Denmark had recorded 2,600 deaths from Covid-19 and was still seeing daily deaths.
“It may be that people abroad have become desensitized to it, because at one point it was much worse than it is today,” Dr. Geoghegan said.
“If we got to the point where we have so many deaths a day, I think it would be very difficult for the people of New Zealand to accept.”
At the current rate, the Danes could expect around 1,000 deaths a year, and their restrictions had just been lifted.
The other problem in New Zealand was vaccine equity.
Based on current vaccine equity rates when 80 percent coverage was reached for the general eligible population, only 55 percent of eligible Maori would have received two doses.
Te Rōpū Whakakaupapa Urutā co-leader Dr. Sue Crengle said that if that disparity persisted during the launch, then lifting restrictions at that point would not only be catastrophic for Maori, it would be unethical.
Te Pūnaha Matatini’s research showed that a 44-year-old Maori person was at the same risk from Covid-19 as a 65-year-old Pākehā.
Inequality in lifting restrictions would be further compounded by the disproportionately young Maori and Pasifika populations, Dr. Crengle said.
“In rare circumstances, children die from Covid, number one. Number two, there is a very rare complication of Covid called Multisystem Inflammatory Disorder, which is very unpleasant in children; it is very rare, but it still happens.

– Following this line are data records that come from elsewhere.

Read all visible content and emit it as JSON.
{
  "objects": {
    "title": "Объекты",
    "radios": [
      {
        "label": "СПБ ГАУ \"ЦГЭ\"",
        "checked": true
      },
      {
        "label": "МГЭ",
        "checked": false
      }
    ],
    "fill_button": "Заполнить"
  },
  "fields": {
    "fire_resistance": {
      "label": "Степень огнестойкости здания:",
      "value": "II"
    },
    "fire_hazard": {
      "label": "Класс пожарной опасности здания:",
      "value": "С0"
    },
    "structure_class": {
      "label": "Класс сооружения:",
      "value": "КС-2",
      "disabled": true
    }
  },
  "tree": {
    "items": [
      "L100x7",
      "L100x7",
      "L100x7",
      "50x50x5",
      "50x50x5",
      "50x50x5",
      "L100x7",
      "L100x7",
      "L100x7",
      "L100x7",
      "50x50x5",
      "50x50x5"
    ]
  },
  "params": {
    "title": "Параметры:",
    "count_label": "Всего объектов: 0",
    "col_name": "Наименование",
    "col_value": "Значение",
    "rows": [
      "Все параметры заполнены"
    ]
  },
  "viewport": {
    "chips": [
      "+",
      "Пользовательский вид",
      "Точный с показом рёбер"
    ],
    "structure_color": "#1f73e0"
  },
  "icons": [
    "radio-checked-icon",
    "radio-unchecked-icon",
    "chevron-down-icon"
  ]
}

And then, number three … about 8 percent of children would have Covid longer. “
Last week in the UK, Covid deaths rose to their highest rate since March and deaths from all causes were 8.7 percent higher than in the corresponding weeks of 2015 to 2019.

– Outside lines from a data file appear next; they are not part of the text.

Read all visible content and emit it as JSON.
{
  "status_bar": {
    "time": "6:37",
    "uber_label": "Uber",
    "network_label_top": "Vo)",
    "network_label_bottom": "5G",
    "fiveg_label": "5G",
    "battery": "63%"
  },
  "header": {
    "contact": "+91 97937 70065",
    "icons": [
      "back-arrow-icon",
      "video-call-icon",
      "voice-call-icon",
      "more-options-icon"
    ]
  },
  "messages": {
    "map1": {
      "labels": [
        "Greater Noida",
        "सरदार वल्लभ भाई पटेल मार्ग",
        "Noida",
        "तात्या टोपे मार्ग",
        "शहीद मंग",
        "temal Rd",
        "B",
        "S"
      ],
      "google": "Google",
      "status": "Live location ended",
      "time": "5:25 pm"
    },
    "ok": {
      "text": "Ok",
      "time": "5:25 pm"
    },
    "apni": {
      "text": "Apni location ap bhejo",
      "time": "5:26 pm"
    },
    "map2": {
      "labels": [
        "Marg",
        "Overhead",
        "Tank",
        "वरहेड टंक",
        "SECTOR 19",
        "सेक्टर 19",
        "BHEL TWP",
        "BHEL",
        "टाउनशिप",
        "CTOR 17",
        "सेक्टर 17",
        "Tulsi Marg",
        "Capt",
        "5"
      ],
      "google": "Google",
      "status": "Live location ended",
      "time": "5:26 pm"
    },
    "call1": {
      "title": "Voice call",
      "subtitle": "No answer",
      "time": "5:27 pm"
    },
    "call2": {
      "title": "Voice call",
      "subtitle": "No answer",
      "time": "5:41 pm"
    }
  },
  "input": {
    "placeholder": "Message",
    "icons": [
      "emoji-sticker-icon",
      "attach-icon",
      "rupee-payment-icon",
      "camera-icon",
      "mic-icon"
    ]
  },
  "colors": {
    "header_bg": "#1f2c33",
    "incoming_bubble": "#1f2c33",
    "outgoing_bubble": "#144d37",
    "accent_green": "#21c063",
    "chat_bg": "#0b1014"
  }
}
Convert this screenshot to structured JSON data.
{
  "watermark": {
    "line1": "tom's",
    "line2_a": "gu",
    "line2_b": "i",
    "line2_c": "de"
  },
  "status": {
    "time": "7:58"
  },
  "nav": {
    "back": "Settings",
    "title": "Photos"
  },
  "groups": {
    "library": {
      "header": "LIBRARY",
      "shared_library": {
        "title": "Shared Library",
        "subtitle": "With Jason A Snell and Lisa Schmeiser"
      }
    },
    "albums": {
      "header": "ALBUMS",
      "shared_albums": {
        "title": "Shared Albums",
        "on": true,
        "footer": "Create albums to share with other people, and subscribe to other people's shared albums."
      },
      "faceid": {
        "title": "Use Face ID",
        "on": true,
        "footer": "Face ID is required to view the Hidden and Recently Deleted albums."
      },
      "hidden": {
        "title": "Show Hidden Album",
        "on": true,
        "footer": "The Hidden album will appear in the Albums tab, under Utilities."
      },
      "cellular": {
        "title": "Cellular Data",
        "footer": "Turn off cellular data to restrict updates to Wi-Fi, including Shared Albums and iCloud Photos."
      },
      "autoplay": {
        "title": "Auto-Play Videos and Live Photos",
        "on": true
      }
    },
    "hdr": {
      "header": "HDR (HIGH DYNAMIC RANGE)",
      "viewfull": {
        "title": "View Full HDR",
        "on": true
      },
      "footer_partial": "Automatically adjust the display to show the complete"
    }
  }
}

For the week the most recent data was available, 20 per cent of all Covid deaths in the UK occurred in people aged 64 and under, with the youngest victim between one and 14 years old.
Such factors were why Professor Nick Wilson, a public health expert at the University of Otago, said we had to be prepared for some restrictions until at least tweens could get vaccinated, and potentially beyond.
“Things like prolonged Covid can be very serious conditions, there is even a certain risk that they are for life. So when you think about that kind of thing, it means that the amount of health loss in a society could really grow.” .
That’s why some changes in behavior are likely to remain for the foreseeable future, and only the development of a vaccine that provides sterilizing immunity will allow a return to normal for 2019, he said.
“It may be that we are in the long term to maintain the elimination strategy until we have a sterilizing vaccine; it is completely effective, like the measles vaccine, and it does not spread. Coverage and it would not need to have other control measures.
“So the world should really put forth a huge effort – and it is, we’ve made great strides with vaccine technology, but that’s the vaccine we want. A completely effective one where there is no transmission when someone is exposed.”
None of the current crop of vaccines fits that bill.
Wilson said New Zealand was not the only area pursuing an elimination strategy, as China, Hong Kong, Taiwan and several Australian states were also going down that path.
New Zealand’s response meant not only that it had had far fewer Covid deaths than other countries, but that its economy had overtaken most of the OECD and the healthcare system was also able to recover well from the lockdown, he said.
Denmark also had some degree of travel restrictions and the use of masks in certain situations, so the situation had been exaggerated, Wilson said.
“They will have children who will get sick from Covid and possibly suffer very long-term consequences,” he said.
“I think that just as it would have been a mistake to copy Sweden last year, it would be a mistake to blindly copy Denmark today.”
Covid-19 modeler Professor Michael Plank said, in a nutshell, that when it comes to vaccination rates, there is no magic number today.
“I think we should aim to get as close to 100 percent as possible. We are not going to get to 100 percent, but we should aim to get as high as possible and the greater the vaccine coverage, the better we will position ourselves.” in which we will be, the more options we will have and the better protected we will be against the health impacts of Covid-19 “.